Many people go with the cheapest version of a product possible. But if you're selling a low-quality product, you won't get repeat sales, referrals, or positive reviews that you can use in your marketing, which ultimately means the business won't be profitable.
Consider a car cell phone mount selling for $30. The difference between the lowest-quality version and the best is often only $1 or $2, especially if it's coming from China. That doesn't have a huge impact on your profit margin, but whether you choose to spend it can have a long-term impact on the business.
However, don't assume that a product is higher quality just because it costs more. When you're deciding what to sell, research the reviews of competing products to find out what people like and dislike. To go above and beyond, order a few of the bestsellers that you'd be competing with. Then research suppliers on Alibaba, ask them for product photos, and eventually pay for a few samples before choosing a product that's as good as or better than what's out there.
Mistake No. 4: Spending too much money.
I've heard horror stories of entrepreneurs who spent $40,000 on a bad product and are stuck in debt with a product that won't sell. Unless you're willing to risk that kind of money, you should never order that much inventory — and there's no reason to.
We coach hundreds of online businesses and found that they spend an average of $1,200 on initial inventory. Once you sell your initial inventory and confirm your idea works, you can use the profits to invest in more. If you can't get the business off the ground for a few thousand dollars — $10,000 at the most if you have extra money — then you're probably doing something wrong.
Mistake No. 5: Underestimating the importance of marketing.
Many people spend all their time and effort developing the product, setting up the business, and building their website or Amazon product page; so they lose steam before it's time for marketing. Then they expect magic to happen, but that's actually where the real work begins.
Unless you get lucky, it's likely going to be a grind. Don't get discouraged or invest too much right away. First, test different marketing strategies to find out what works for you. Start by advertising on Facebook (and Amazon, if you're starting an Amazon business), testing on a small scale; you should be able to spend as little as $200 to get a statistical significance. Then expand slowly, doing more of whatever works.
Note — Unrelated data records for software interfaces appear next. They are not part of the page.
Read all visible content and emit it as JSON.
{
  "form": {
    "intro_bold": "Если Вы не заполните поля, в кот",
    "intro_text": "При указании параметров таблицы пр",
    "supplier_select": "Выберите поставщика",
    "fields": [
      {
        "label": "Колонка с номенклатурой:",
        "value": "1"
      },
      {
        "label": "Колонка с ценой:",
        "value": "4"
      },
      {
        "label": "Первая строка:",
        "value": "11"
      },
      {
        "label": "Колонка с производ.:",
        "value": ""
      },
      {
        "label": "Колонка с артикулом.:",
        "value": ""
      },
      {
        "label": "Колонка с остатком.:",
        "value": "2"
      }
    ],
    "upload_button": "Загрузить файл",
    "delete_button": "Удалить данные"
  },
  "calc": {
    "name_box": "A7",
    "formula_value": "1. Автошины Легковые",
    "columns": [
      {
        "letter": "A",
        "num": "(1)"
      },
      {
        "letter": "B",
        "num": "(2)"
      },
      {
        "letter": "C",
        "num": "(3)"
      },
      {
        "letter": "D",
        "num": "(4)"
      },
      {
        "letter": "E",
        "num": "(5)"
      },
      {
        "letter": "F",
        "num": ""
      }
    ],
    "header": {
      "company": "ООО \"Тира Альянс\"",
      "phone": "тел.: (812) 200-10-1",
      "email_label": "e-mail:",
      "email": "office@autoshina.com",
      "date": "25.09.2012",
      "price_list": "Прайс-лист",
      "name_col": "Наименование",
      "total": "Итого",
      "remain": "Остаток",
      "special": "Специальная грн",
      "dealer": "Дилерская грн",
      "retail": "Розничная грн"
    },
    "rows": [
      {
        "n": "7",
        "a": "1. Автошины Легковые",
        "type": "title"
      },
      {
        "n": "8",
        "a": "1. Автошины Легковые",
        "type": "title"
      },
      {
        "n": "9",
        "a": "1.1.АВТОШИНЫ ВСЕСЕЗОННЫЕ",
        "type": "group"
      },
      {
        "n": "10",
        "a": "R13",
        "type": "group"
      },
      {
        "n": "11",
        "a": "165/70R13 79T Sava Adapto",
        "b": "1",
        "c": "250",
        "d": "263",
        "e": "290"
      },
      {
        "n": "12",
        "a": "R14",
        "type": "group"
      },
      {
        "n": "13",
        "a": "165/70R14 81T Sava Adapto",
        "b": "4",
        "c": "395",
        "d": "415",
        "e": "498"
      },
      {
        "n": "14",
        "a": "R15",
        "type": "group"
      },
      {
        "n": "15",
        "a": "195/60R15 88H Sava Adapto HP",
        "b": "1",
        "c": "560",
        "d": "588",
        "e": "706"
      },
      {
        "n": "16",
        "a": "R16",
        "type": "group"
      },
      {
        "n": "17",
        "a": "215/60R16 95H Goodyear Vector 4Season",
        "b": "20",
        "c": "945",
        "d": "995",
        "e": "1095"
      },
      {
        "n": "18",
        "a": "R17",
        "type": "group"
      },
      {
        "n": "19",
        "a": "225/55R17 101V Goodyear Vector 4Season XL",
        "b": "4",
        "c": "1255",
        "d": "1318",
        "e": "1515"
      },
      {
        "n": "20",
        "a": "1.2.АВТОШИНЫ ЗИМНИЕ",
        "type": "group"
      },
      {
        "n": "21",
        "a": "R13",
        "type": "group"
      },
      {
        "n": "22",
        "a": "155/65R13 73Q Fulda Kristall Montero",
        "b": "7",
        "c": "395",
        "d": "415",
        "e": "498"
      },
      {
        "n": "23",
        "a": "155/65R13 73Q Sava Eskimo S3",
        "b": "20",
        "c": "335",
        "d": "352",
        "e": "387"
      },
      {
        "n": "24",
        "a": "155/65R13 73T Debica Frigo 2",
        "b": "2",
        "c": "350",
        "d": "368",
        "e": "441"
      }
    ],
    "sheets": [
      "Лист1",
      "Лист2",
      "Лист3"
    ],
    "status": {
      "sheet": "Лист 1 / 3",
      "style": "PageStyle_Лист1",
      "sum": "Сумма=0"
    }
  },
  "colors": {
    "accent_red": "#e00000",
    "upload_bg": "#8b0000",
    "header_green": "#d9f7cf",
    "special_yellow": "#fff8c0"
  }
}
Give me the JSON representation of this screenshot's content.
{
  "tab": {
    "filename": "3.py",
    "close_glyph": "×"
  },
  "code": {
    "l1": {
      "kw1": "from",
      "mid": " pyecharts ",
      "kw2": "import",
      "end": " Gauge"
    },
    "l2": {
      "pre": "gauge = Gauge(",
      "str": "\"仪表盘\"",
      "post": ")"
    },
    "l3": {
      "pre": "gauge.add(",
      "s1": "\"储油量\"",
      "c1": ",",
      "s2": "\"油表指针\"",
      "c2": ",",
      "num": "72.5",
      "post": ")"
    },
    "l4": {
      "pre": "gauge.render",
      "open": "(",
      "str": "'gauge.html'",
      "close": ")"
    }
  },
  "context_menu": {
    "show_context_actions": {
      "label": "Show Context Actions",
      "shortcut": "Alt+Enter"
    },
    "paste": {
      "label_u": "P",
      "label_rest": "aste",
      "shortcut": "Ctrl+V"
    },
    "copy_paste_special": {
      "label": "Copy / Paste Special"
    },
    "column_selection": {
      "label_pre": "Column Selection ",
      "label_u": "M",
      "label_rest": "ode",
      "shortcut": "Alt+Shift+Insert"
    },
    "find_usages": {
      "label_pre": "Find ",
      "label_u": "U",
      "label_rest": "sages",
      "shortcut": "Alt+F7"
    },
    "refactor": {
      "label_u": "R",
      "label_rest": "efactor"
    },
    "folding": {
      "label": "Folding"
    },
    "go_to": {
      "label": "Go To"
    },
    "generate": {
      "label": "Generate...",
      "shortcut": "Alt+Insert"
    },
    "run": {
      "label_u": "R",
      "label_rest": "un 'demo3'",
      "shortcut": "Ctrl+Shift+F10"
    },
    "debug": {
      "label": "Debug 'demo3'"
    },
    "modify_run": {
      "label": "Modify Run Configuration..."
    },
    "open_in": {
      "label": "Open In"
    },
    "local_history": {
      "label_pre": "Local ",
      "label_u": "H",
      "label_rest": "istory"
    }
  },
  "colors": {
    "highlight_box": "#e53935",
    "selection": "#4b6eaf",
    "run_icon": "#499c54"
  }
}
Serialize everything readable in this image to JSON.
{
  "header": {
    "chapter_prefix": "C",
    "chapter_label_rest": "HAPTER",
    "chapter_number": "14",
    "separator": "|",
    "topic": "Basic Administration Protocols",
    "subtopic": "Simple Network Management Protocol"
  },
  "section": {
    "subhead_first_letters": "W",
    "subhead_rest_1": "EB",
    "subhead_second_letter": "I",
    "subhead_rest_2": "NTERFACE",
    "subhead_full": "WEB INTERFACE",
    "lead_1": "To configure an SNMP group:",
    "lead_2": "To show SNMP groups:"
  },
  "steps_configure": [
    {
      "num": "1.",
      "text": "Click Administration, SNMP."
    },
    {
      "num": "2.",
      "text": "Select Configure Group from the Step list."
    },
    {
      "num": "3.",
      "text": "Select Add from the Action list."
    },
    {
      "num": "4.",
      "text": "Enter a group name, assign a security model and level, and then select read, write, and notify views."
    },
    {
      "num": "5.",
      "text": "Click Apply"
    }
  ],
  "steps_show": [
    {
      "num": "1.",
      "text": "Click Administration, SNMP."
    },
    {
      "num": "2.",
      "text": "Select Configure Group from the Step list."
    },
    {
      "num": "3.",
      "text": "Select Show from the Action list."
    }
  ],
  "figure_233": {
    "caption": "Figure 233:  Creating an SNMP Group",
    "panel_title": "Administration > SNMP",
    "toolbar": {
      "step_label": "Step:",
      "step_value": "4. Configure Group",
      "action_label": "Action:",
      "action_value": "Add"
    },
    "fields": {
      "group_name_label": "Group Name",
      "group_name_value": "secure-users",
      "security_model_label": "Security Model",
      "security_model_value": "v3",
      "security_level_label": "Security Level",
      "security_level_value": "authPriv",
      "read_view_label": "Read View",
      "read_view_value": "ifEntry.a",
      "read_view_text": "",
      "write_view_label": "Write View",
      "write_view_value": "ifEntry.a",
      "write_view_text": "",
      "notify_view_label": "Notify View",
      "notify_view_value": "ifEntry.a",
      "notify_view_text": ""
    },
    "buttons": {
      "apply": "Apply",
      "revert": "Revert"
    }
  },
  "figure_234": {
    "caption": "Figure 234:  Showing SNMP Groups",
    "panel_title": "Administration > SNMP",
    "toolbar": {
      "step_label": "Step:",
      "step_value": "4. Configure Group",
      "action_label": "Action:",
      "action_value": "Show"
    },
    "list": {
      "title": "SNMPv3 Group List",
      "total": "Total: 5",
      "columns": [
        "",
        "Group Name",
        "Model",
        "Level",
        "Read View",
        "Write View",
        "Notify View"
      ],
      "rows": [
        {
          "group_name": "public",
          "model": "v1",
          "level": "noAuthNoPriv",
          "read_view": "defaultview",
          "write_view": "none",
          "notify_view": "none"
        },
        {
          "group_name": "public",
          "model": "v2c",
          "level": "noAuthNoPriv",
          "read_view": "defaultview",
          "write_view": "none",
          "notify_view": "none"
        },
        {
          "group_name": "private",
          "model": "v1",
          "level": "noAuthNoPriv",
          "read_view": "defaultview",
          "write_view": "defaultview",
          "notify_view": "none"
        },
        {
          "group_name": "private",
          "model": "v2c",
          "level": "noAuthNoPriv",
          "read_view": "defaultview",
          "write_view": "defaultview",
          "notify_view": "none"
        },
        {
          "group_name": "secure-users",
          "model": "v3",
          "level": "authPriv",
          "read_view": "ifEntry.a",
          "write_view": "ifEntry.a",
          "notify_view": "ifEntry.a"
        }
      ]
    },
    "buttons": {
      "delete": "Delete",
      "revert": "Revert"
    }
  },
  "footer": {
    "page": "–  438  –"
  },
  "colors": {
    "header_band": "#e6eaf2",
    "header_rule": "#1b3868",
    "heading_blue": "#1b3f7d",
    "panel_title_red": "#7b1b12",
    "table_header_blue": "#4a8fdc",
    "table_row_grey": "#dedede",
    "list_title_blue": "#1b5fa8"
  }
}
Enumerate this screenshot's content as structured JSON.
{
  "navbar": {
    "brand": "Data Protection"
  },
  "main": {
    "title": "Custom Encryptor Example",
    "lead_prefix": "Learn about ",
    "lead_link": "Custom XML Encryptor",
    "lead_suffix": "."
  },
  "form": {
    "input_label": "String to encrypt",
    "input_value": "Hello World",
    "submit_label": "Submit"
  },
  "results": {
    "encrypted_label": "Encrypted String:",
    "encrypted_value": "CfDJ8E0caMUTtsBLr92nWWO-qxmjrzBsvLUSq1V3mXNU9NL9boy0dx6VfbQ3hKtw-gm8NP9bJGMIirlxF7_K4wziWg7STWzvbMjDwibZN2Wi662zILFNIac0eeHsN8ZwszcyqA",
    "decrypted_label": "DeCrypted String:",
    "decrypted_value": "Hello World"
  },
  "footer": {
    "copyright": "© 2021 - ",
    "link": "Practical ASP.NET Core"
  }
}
When you're ready to try new things, what works best will depend on you. If you're analytical, you might enjoy optimizing your ads more. If you're creative, you may do well with social media or content marketing.
Mistake No. 6: Prioritizing incorrectly.
Many entrepreneurs need to get their priorities straight. For example, it doesn't matter how many people your marketing drives to your website or Amazon page if it isn't strong enough to convert them into customers. Prioritize finding a quality product, then creating a solid website. Only after you've dialed that in and had success with ads should you test other marketing campaigns.
Mistake No. 7: Scaling too quickly.
Once you're doing well, you might think it's a good idea to add new products — or worse, new brands. Launching a new brand is almost always a mistake because you have no leverage other than your experience. You can't sell to your existing customers, so you're starting from scratch.
It's human nature to want to expand quickly but go deep before you go wide. Double down on marketing before adding a new product; otherwise you lose focus on your first one, which may not be as stable as you think. If you try to manage too many products at once, the whole business can come crumbling down.
You may be ready to scale when you've been producing consistent and predictable results for several consecutive months. What's most important is that you aren't constantly putting out fires; so first make sure your business is running smoothly. Even if you plan on scaling, don't forget to stop and celebrate when you reach that point — because it means you're on your way to early retirement.